*What you have to do*. Gather all lines in the records below that include the word "JSON".

*The data*.
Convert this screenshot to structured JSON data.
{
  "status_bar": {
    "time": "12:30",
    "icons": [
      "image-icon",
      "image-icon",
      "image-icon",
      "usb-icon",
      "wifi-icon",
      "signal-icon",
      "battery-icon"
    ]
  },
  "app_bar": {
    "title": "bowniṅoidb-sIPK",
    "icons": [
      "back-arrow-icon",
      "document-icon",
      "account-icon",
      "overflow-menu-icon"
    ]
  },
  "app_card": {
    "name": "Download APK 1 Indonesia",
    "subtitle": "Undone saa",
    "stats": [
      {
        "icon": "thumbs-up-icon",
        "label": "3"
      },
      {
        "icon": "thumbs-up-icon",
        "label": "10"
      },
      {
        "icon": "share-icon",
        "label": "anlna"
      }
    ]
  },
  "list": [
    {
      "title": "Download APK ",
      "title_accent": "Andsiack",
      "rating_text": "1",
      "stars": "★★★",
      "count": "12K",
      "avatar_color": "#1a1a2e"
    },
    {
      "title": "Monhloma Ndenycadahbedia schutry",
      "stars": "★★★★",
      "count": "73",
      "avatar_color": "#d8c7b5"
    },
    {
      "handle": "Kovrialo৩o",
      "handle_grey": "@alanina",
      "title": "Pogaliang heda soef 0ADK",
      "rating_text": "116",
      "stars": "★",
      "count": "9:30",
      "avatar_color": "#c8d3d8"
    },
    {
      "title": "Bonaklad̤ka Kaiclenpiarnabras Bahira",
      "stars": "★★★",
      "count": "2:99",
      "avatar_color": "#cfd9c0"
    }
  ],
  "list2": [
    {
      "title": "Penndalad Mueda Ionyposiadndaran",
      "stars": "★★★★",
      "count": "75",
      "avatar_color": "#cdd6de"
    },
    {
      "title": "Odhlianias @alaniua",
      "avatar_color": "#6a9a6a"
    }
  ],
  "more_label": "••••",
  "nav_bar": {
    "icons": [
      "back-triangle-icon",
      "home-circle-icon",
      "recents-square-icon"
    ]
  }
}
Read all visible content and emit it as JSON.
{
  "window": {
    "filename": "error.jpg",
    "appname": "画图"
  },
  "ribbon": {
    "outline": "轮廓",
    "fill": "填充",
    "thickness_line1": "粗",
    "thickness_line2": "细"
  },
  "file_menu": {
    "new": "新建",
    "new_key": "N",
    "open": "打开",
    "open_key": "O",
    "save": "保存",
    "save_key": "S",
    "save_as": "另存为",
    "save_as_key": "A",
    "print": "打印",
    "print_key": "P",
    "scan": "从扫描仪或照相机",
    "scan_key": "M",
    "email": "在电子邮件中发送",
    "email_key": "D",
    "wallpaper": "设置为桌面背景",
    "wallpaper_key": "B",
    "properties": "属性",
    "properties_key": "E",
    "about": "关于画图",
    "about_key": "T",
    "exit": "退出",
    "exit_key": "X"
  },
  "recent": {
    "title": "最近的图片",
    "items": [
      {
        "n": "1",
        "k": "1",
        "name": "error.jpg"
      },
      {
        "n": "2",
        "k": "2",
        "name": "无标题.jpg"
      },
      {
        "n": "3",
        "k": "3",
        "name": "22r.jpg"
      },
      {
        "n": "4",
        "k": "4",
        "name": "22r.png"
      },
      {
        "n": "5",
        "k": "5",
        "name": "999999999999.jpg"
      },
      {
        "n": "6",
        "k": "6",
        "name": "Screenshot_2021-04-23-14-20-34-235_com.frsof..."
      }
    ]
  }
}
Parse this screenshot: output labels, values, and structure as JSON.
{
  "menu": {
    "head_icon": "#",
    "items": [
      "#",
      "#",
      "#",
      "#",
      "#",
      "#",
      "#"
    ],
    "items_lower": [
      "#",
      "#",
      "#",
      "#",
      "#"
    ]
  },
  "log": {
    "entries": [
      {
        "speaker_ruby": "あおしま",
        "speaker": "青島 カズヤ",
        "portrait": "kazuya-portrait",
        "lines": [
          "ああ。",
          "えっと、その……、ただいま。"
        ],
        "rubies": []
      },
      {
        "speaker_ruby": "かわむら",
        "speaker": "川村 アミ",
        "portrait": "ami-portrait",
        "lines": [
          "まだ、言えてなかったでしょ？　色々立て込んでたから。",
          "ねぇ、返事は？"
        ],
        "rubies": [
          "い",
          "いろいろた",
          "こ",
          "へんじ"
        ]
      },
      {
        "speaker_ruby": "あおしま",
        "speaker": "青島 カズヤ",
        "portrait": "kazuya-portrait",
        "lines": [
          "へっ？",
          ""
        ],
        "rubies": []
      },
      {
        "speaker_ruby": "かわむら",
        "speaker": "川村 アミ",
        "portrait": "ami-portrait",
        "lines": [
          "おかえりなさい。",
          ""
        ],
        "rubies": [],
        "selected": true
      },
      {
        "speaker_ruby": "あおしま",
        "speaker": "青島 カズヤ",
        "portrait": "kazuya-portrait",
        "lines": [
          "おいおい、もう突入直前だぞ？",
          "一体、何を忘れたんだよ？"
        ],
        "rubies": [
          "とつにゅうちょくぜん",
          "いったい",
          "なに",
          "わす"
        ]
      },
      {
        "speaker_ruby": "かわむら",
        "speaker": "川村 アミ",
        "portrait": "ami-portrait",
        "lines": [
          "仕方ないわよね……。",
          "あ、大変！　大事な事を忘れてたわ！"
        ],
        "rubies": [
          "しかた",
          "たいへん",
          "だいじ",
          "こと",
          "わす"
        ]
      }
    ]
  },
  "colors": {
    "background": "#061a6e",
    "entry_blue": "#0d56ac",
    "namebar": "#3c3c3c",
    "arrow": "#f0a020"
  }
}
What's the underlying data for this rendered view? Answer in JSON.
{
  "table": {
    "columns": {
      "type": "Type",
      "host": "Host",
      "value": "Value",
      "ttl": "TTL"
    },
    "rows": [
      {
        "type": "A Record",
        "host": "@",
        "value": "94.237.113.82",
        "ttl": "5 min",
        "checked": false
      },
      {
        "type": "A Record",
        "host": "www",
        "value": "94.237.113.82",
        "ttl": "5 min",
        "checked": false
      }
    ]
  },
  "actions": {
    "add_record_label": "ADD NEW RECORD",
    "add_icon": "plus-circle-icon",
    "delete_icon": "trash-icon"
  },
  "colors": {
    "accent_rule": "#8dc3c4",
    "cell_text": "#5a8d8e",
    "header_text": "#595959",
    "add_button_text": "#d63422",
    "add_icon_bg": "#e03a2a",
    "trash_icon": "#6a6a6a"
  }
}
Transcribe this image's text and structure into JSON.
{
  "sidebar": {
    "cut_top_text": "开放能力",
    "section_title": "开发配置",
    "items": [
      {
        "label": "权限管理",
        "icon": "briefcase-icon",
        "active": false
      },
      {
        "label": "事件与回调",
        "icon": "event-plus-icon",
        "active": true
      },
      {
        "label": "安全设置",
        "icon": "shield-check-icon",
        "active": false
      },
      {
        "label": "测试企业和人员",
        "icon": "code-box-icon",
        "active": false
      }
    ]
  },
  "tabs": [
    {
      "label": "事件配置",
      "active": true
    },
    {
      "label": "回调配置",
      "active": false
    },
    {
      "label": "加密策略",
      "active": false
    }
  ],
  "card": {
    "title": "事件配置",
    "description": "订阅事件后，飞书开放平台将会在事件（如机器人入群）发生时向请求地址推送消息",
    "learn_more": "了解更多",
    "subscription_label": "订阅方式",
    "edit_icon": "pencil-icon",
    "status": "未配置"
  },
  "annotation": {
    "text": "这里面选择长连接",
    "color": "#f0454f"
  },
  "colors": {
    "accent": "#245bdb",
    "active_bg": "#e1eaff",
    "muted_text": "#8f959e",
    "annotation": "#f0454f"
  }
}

*Answer space*.
Convert this screenshot to structured JSON data.
Read all visible content and emit it as JSON.
Parse this screenshot: output labels, values, and structure as JSON.
What's the underlying data for this rendered view? Answer in JSON.
Transcribe this image's text and structure into JSON.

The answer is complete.